> [What this task involves]:
Return all lines of the records that contain the word "File".

> [Information shown]:
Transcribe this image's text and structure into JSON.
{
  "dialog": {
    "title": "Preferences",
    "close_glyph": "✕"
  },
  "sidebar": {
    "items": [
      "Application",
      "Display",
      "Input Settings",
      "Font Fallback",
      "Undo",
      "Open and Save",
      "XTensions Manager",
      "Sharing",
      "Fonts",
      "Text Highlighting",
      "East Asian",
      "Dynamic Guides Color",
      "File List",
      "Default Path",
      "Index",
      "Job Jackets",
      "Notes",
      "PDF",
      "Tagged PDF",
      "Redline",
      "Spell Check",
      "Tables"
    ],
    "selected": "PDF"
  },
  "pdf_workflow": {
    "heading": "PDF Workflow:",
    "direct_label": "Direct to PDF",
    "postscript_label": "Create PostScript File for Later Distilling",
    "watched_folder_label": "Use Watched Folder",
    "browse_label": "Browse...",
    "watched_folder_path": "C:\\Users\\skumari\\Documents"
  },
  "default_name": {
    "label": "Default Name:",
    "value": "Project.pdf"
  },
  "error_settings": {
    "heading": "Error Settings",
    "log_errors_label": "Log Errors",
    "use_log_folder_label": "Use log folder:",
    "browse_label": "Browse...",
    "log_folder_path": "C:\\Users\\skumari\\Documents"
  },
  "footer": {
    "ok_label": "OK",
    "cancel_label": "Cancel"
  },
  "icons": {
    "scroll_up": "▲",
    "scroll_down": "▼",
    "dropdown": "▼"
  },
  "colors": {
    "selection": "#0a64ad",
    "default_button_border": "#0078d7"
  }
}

> [Response area]:
      "File List",
    "postscript_label": "Create PostScript File for Later Distilling",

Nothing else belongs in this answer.